A year on from Covid-19’s arrival, supply chains have moved from “just-in-time” to just-in-case”. But, as Falcon Group’s Americas CEO and Vice Chair John Ahearn observes, other factors are at play here, such as Brexit and trade wars. In addition the move away from just-in-time is not a sudden sea-change. “Over the past 10−15 years, many companies have been streamlining their supply chains; you have to carry more inventory and supply chains need to be close to production. We are just seeing a whole new rethink,” he explains.
Deutsche Bank’s Global Head of Trade Finance and Lending Daniel Schmand adds, “The near shoring will have an impact on the physical supply chain and in particular, driven by Germany, we have seen the effect of supply chain regulation focussing heavily on the ESG issue – so you need to ask how compliant is your supply chain?”
These two leaders in trade also take a closer look at the re-set underway in how companies use assets – ownership making way for leasing and hiring – with assets moving away from user balance sheets.
Do join us to hear more.
- John Ahearn, Group Vice Chair and CEO Americas, Falcon Group
- Daniel Schmand, Global Head of Trade Finance and Lending, Deutsche Bank
- Clarissa Dann, Editorial Director, Deutsche Bank
What Falcon and other venturesome trade financiers (with whom I’m working) are now developing in terms of inventory monetization will be a key technique going forward.
We will see providers who think like a trader but act like a lender. The result will be the removal of idle inventory (that sucks up scarce capital) from buyer balance sheets, while simultaneously providing suppliers with cash and early recognition of a sale.
These venturesome inventory lenders will likely not be banks (since they’re restricted regulatorily) but banks will certainly want to partner with entities that can take inventory onto their balance sheet at scale.

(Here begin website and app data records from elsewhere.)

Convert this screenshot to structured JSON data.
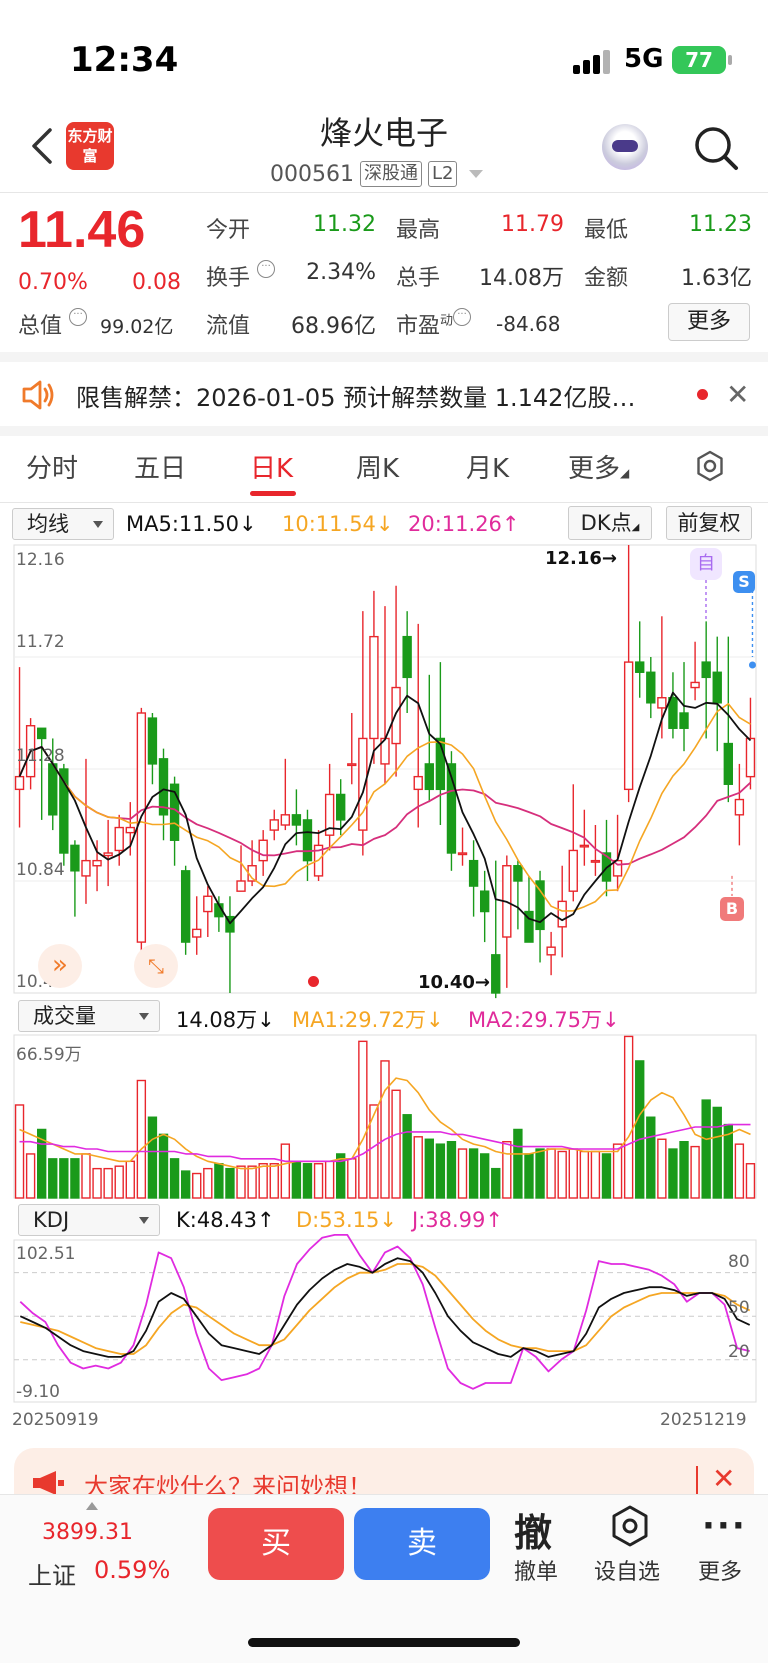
{
  "status": {
    "time": "12:34",
    "network": "5G",
    "battery": "77"
  },
  "header": {
    "title": "烽火电子",
    "code": "000561",
    "market_tag": "深股通",
    "level_tag": "L2",
    "logo_text": "东方财富"
  },
  "quote": {
    "price": "11.46",
    "change_pct": "0.70%",
    "change_val": "0.08",
    "stats": [
      {
        "label": "今开",
        "value": "11.32",
        "color": "green"
      },
      {
        "label": "最高",
        "value": "11.79",
        "color": "red"
      },
      {
        "label": "最低",
        "value": "11.23",
        "color": "green"
      },
      {
        "label": "换手",
        "value": "2.34%",
        "color": "dark"
      },
      {
        "label": "总手",
        "value": "14.08万",
        "color": "dark"
      },
      {
        "label": "金额",
        "value": "1.63亿",
        "color": "dark"
      },
      {
        "label": "流值",
        "value": "68.96亿",
        "color": "dark"
      }
    ],
    "total_value_label": "总值",
    "total_value": "99.02亿",
    "pe_label": "市盈",
    "pe_sup": "动",
    "pe_value": "-84.68",
    "more_label": "更多"
  },
  "notice": {
    "text": "限售解禁：2026-01-05 预计解禁数量 1.142亿股…"
  },
  "tabs": [
    {
      "label": "分时"
    },
    {
      "label": "五日"
    },
    {
      "label": "日K"
    },
    {
      "label": "周K"
    },
    {
      "label": "月K"
    },
    {
      "label": "更多"
    }
  ],
  "ma_row": {
    "selector": "均线",
    "ma5": "MA5:11.50",
    "ma10": "10:11.54",
    "ma20": "20:11.26",
    "dk_label": "DK点",
    "adjust_label": "前复权"
  },
  "kline": {
    "y_labels": [
      "12.16",
      "11.72",
      "11.28",
      "10.84",
      "10.40"
    ],
    "max_marker": "12.16→",
    "min_marker": "10.40→",
    "self_marker": "自",
    "s_marker": "S",
    "b_marker": "B"
  },
  "vol_row": {
    "selector": "成交量",
    "vol": "14.08万",
    "ma1": "MA1:29.72万",
    "ma2": "MA2:29.75万",
    "max_label": "66.59万"
  },
  "kdj_row": {
    "selector": "KDJ",
    "k": "K:48.43",
    "d": "D:53.15",
    "j": "J:38.99",
    "y_max": "102.51",
    "y_min": "-9.10",
    "lvl_80": "80",
    "lvl_50": "50",
    "lvl_20": "20",
    "date_start": "20250919",
    "date_end": "20251219"
  },
  "banner": {
    "text": "大家在炒什么？来问妙想！"
  },
  "bottom": {
    "index_value": "3899.31",
    "index_name": "上证",
    "index_pct": "0.59%",
    "buy": "买",
    "sell": "卖",
    "cancel_glyph": "撤",
    "cancel_label": "撤单",
    "watch_label": "设自选",
    "more_label": "更多"
  },
  "colors": {
    "up": "#e8262c",
    "down": "#1a9a1a",
    "ma5": "#111111",
    "ma10": "#f5a623",
    "ma20": "#d62f7c",
    "kdj_j": "#e02be0"
  },
  "chart_data": {
    "type": "candlestick",
    "price_range": [
      10.4,
      12.16
    ],
    "candles": [
      [
        11.2,
        11.25,
        11.05,
        11.68
      ],
      [
        11.25,
        11.45,
        11.2,
        11.48
      ],
      [
        11.44,
        11.4,
        11.08,
        11.42
      ],
      [
        11.3,
        11.1,
        11.04,
        11.4
      ],
      [
        11.28,
        10.95,
        10.9,
        11.3
      ],
      [
        10.98,
        10.88,
        10.7,
        11.0
      ],
      [
        10.86,
        10.92,
        10.75,
        11.32
      ],
      [
        10.9,
        10.92,
        10.8,
        11.0
      ],
      [
        10.94,
        10.95,
        10.82,
        11.08
      ],
      [
        10.96,
        11.05,
        10.9,
        11.1
      ],
      [
        11.03,
        11.05,
        10.94,
        11.15
      ],
      [
        10.6,
        11.5,
        10.45,
        11.52
      ],
      [
        11.48,
        11.3,
        11.22,
        11.5
      ],
      [
        11.32,
        11.1,
        11.0,
        11.36
      ],
      [
        11.22,
        11.0,
        10.9,
        11.25
      ],
      [
        10.88,
        10.6,
        10.55,
        10.9
      ],
      [
        10.62,
        10.65,
        10.55,
        10.78
      ],
      [
        10.72,
        10.78,
        10.62,
        10.82
      ],
      [
        10.75,
        10.7,
        10.64,
        10.78
      ],
      [
        10.7,
        10.64,
        10.4,
        10.78
      ],
      [
        10.8,
        10.84,
        10.8,
        10.98
      ],
      [
        10.84,
        10.9,
        10.82,
        11.0
      ],
      [
        10.92,
        11.0,
        10.86,
        11.04
      ],
      [
        11.04,
        11.08,
        11.0,
        11.12
      ],
      [
        11.06,
        11.1,
        11.04,
        11.32
      ],
      [
        11.1,
        11.06,
        10.98,
        11.2
      ],
      [
        11.08,
        10.92,
        10.84,
        11.12
      ],
      [
        10.86,
        10.98,
        10.84,
        11.04
      ],
      [
        11.02,
        11.18,
        10.96,
        11.3
      ],
      [
        11.18,
        11.08,
        11.02,
        11.24
      ],
      [
        11.3,
        11.3,
        11.22,
        11.5
      ],
      [
        11.04,
        11.4,
        10.94,
        11.9
      ],
      [
        11.4,
        11.8,
        11.3,
        11.98
      ],
      [
        11.3,
        11.4,
        11.22,
        11.92
      ],
      [
        11.38,
        11.6,
        11.25,
        12.0
      ],
      [
        11.8,
        11.64,
        11.5,
        11.9
      ],
      [
        11.2,
        11.25,
        11.05,
        11.85
      ],
      [
        11.3,
        11.2,
        11.15,
        11.65
      ],
      [
        11.4,
        11.2,
        11.06,
        11.7
      ],
      [
        11.3,
        10.95,
        10.88,
        11.35
      ],
      [
        10.95,
        10.95,
        10.9,
        11.05
      ],
      [
        10.92,
        10.82,
        10.7,
        11.0
      ],
      [
        10.8,
        10.72,
        10.6,
        10.88
      ],
      [
        10.55,
        10.4,
        10.38,
        10.92
      ],
      [
        10.62,
        10.9,
        10.42,
        10.94
      ],
      [
        10.9,
        10.84,
        10.65,
        10.92
      ],
      [
        10.72,
        10.6,
        10.6,
        10.86
      ],
      [
        10.84,
        10.65,
        10.52,
        10.88
      ],
      [
        10.55,
        10.58,
        10.47,
        10.64
      ],
      [
        10.66,
        10.76,
        10.54,
        10.9
      ],
      [
        10.8,
        10.96,
        10.76,
        11.22
      ],
      [
        10.98,
        10.98,
        10.9,
        11.12
      ],
      [
        10.92,
        10.92,
        10.86,
        11.06
      ],
      [
        10.95,
        10.84,
        10.78,
        11.08
      ],
      [
        10.86,
        10.92,
        10.8,
        11.1
      ],
      [
        11.2,
        11.7,
        11.15,
        12.16
      ],
      [
        11.7,
        11.66,
        11.56,
        11.86
      ],
      [
        11.66,
        11.54,
        11.48,
        11.72
      ],
      [
        11.52,
        11.56,
        11.4,
        11.88
      ],
      [
        11.56,
        11.44,
        11.4,
        11.66
      ],
      [
        11.5,
        11.44,
        11.35,
        11.7
      ],
      [
        11.6,
        11.62,
        11.55,
        11.78
      ],
      [
        11.7,
        11.64,
        11.4,
        11.86
      ],
      [
        11.66,
        11.54,
        11.35,
        11.8
      ],
      [
        11.38,
        11.22,
        11.15,
        11.8
      ],
      [
        11.1,
        11.16,
        10.98,
        11.3
      ],
      [
        11.25,
        11.4,
        11.2,
        11.56
      ]
    ],
    "volume_range": [
      0,
      66.59
    ],
    "volumes": [
      38,
      18,
      28,
      16,
      16,
      16,
      18,
      12,
      12,
      13,
      15,
      48,
      33,
      26,
      16,
      11,
      10,
      12,
      14,
      12,
      13,
      13,
      14,
      14,
      22,
      15,
      14,
      14,
      15,
      18,
      16,
      64,
      38,
      56,
      44,
      34,
      25,
      24,
      22,
      23,
      20,
      20,
      18,
      12,
      23,
      28,
      18,
      20,
      20,
      19,
      20,
      19,
      19,
      18,
      22,
      66,
      56,
      33,
      24,
      20,
      23,
      21,
      40,
      37,
      30,
      22,
      14
    ],
    "vol_ma1": [
      28,
      26,
      24,
      22,
      20,
      18,
      18,
      17,
      16,
      15,
      15,
      20,
      24,
      26,
      24,
      20,
      17,
      15,
      14,
      13,
      12,
      12,
      13,
      13,
      14,
      15,
      15,
      15,
      15,
      16,
      16,
      24,
      34,
      44,
      49,
      48,
      43,
      36,
      31,
      28,
      24,
      22,
      21,
      19,
      18,
      18,
      18,
      19,
      20,
      20,
      20,
      19,
      19,
      19,
      19,
      25,
      34,
      40,
      43,
      41,
      34,
      26,
      24,
      25,
      26,
      28,
      26
    ],
    "vol_ma2": [
      23,
      23,
      22,
      22,
      21,
      21,
      20,
      20,
      19,
      19,
      19,
      19,
      19,
      19,
      19,
      18,
      18,
      17,
      17,
      17,
      16,
      16,
      16,
      16,
      15,
      15,
      15,
      15,
      15,
      15,
      16,
      18,
      21,
      24,
      26,
      27,
      27,
      27,
      27,
      26,
      26,
      25,
      24,
      23,
      22,
      21,
      21,
      21,
      21,
      21,
      20,
      20,
      20,
      20,
      20,
      22,
      24,
      25,
      26,
      27,
      28,
      29,
      29,
      29,
      30,
      30,
      30
    ],
    "kdj_range": [
      -9.1,
      102.51
    ],
    "K": [
      50,
      46,
      42,
      36,
      30,
      26,
      24,
      22,
      22,
      26,
      40,
      60,
      66,
      62,
      50,
      38,
      30,
      28,
      26,
      24,
      30,
      44,
      58,
      68,
      76,
      82,
      86,
      84,
      80,
      86,
      90,
      88,
      80,
      66,
      50,
      40,
      32,
      28,
      24,
      22,
      28,
      26,
      22,
      24,
      26,
      38,
      56,
      62,
      66,
      68,
      70,
      70,
      68,
      64,
      66,
      66,
      62,
      48,
      44
    ],
    "D": [
      46,
      44,
      42,
      40,
      36,
      32,
      28,
      26,
      24,
      24,
      30,
      42,
      52,
      58,
      56,
      50,
      44,
      38,
      34,
      30,
      30,
      34,
      44,
      54,
      62,
      70,
      76,
      80,
      80,
      82,
      86,
      86,
      84,
      78,
      68,
      58,
      48,
      40,
      34,
      30,
      28,
      28,
      26,
      26,
      26,
      30,
      40,
      50,
      56,
      60,
      64,
      66,
      66,
      66,
      66,
      66,
      64,
      58,
      54
    ],
    "J": [
      60,
      52,
      46,
      30,
      18,
      14,
      16,
      14,
      18,
      30,
      58,
      94,
      90,
      70,
      38,
      14,
      6,
      8,
      10,
      14,
      30,
      64,
      86,
      96,
      104,
      106,
      106,
      92,
      80,
      94,
      98,
      90,
      72,
      42,
      14,
      4,
      0,
      4,
      4,
      4,
      28,
      22,
      12,
      20,
      26,
      54,
      88,
      86,
      86,
      84,
      82,
      78,
      72,
      60,
      66,
      66,
      58,
      28,
      26
    ],
    "x_labels": [
      "20250919",
      "20251219"
    ]
  }
}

Accounting compliance will be as critical as due diligence in order to prevent fraud (for which inventory is somewhat notorious).